# What you have to do:
Check every line of the data for the string "Abbot" and copy the ones that have it.

# Dataset entries:

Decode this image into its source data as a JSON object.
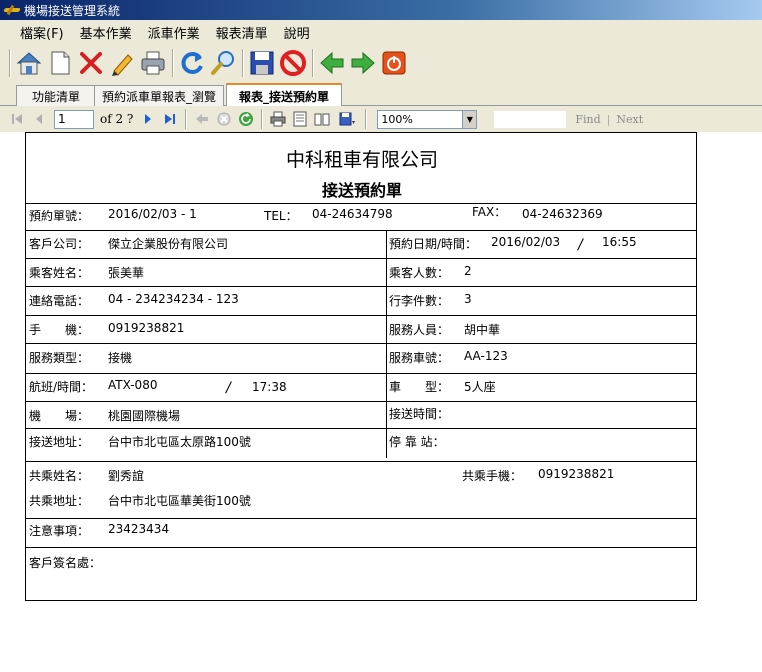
{
  "window": {
    "title": "機場接送管理系統"
  },
  "menu": [
    "檔案(F)",
    "基本作業",
    "派車作業",
    "報表清單",
    "說明"
  ],
  "toolbar_icons": [
    "home-icon",
    "new-document-icon",
    "delete-icon",
    "edit-pencil-icon",
    "print-icon",
    "refresh-icon",
    "search-icon",
    "save-icon",
    "cancel-icon",
    "previous-icon",
    "next-icon",
    "power-icon"
  ],
  "tabs": [
    {
      "label": "功能清單"
    },
    {
      "label": "預約派車單報表_瀏覽"
    },
    {
      "label": "報表_接送預約單",
      "active": true
    }
  ],
  "report_toolbar": {
    "page_value": "1",
    "page_of": "of 2 ?",
    "zoom": "100%",
    "find_label": "Find",
    "separator": "|",
    "next_label": "Next"
  },
  "report": {
    "company": "中科租車有限公司",
    "doc_title": "接送預約單",
    "booking_no_label": "預約單號：",
    "booking_no": "2016/02/03 - 1",
    "tel_label": "TEL：",
    "tel": "04-24634798",
    "fax_label": "FAX：",
    "fax": "04-24632369",
    "customer_label": "客戶公司：",
    "customer": "傑立企業股份有限公司",
    "datetime_label": "預約日期/時間：",
    "date": "2016/02/03",
    "slash": "/",
    "time": "16:55",
    "passenger_label": "乘客姓名：",
    "passenger": "張美華",
    "pax_label": "乘客人數：",
    "pax": "2",
    "phone_label": "連絡電話：",
    "phone": "04 - 234234234 - 123",
    "luggage_label": "行李件數：",
    "luggage": "3",
    "mobile_label": "手　　機：",
    "mobile": "0919238821",
    "staff_label": "服務人員：",
    "staff": "胡中華",
    "service_type_label": "服務類型：",
    "service_type": "接機",
    "car_no_label": "服務車號：",
    "car_no": "AA-123",
    "flight_label": "航班/時間：",
    "flight": "ATX-080",
    "flight_time": "17:38",
    "car_type_label": "車　　型：",
    "car_type": "5人座",
    "airport_label": "機　　場：",
    "airport": "桃園國際機場",
    "pickup_time_label": "接送時間：",
    "address_label": "接送地址：",
    "address": "台中市北屯區太原路100號",
    "stop_label": "停 靠 站：",
    "co_name_label": "共乘姓名：",
    "co_name": "劉秀誼",
    "co_mobile_label": "共乘手機：",
    "co_mobile": "0919238821",
    "co_address_label": "共乘地址：",
    "co_address": "台中市北屯區華美街100號",
    "notes_label": "注意事項：",
    "notes": "23423434",
    "signature_label": "客戶簽名處："
  }
}
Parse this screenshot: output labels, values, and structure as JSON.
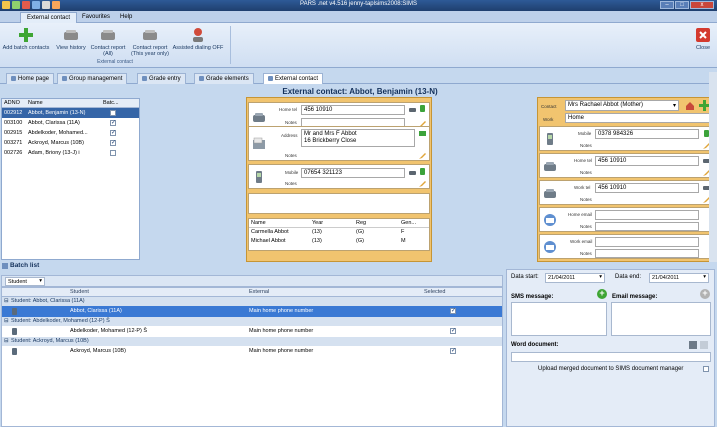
{
  "window": {
    "title": "PARS .net v4.516  jenny-taplsims2008:SIMS",
    "buttons": {
      "minimize": "–",
      "maximize": "□",
      "close": "x"
    }
  },
  "ribbon": {
    "tabs": [
      "External contact",
      "Favourites",
      "Help"
    ],
    "buttons": {
      "add_batch": "Add batch contacts",
      "view_history": "View history",
      "contact_report_all": "Contact report (All)",
      "contact_report_year": "Contact report (This year only)",
      "assisted_dialing": "Assisted dialing OFF",
      "close": "Close"
    },
    "group_label": "External contact"
  },
  "doctabs": [
    "Home page",
    "Group management",
    "Grade entry",
    "Grade elements",
    "External contact"
  ],
  "heading": "External contact: Abbot, Benjamin (13-N)",
  "student_list": {
    "headers": {
      "adno": "ADNO",
      "name": "Name",
      "batch": "Batc..."
    },
    "rows": [
      {
        "adno": "002912",
        "name": "Abbot, Benjamin (13-N)",
        "checked": false,
        "selected": true
      },
      {
        "adno": "003100",
        "name": "Abbot, Clarissa (11A)",
        "checked": true,
        "selected": false
      },
      {
        "adno": "002915",
        "name": "Abdelkoder, Mohamed...",
        "checked": true,
        "selected": false
      },
      {
        "adno": "003271",
        "name": "Ackroyd, Marcus (10B)",
        "checked": true,
        "selected": false
      },
      {
        "adno": "002726",
        "name": "Adam, Briony (13-J)  i",
        "checked": false,
        "selected": false
      }
    ]
  },
  "centre": {
    "home_tel_label": "Home tel",
    "home_tel": "456 10910",
    "notes_label": "Notes",
    "address_label": "Address",
    "address_line1": "Mr and Mrs F Abbot",
    "address_line2": "16 Brickberry Close",
    "mobile_label": "Mobile",
    "mobile": "07654 321123",
    "table": {
      "headers": [
        "Name",
        "Year",
        "Reg",
        "Gen..."
      ],
      "rows": [
        [
          "Carmella Abbot",
          "(13)",
          "(G)",
          "F"
        ],
        [
          "Michael Abbot",
          "(13)",
          "(G)",
          "M"
        ]
      ]
    }
  },
  "right": {
    "contact_label": "Contact",
    "contact_value": "Mrs Rachael Abbot (Mother)",
    "work_label": "Work",
    "work_value": "Home",
    "mobile_label": "Mobile",
    "mobile": "0378 984326",
    "home_tel_label": "Home tel",
    "home_tel": "456 10910",
    "work_tel_label": "Work tel",
    "work_tel": "456 10910",
    "home_email_label": "Home email",
    "work_email_label": "Work email",
    "notes_label": "Notes"
  },
  "batch": {
    "title": "Batch list",
    "dropdown": "Student",
    "headers": {
      "student": "Student",
      "external": "External",
      "selected": "Selected"
    },
    "groups": [
      {
        "label": "Student: Abbot, Clarissa (11A)",
        "row": {
          "student": "Abbot, Clarissa (11A)",
          "external": "Main home phone number",
          "selected": true,
          "highlight": true
        }
      },
      {
        "label": "Student: Abdelkoder, Mohamed (12-P)  Ŝ",
        "row": {
          "student": "Abdelkoder, Mohamed (12-P)  Ŝ",
          "external": "Main home phone number",
          "selected": true,
          "highlight": false
        }
      },
      {
        "label": "Student: Ackroyd, Marcus (10B)",
        "row": {
          "student": "Ackroyd, Marcus (10B)",
          "external": "Main home phone number",
          "selected": true,
          "highlight": false
        }
      }
    ]
  },
  "messages": {
    "date_start_label": "Data start:",
    "date_start": "21/04/2011",
    "date_end_label": "Data end:",
    "date_end": "21/04/2011",
    "sms_label": "SMS message:",
    "email_label": "Email message:",
    "word_label": "Word document:",
    "upload_label": "Upload merged document to SIMS document manager"
  },
  "colors": {
    "accent": "#3565a7",
    "panel": "#f1c46f",
    "ribbon": "#cfdef2"
  }
}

# Output:
  "heading": "External contact: Abbot, Benjamin (13-N)",
        "name": "Abbot, Benjamin (13-N)",
        "name": "Abbot, Clarissa (11A)",
    "address_line1": "Mr and Mrs F Abbot",
          "Carmella Abbot",
          "Michael Abbot",
    "contact_value": "Mrs Rachael Abbot (Mother)",
        "label": "Student: Abbot, Clarissa (11A)",
          "student": "Abbot, Clarissa (11A)",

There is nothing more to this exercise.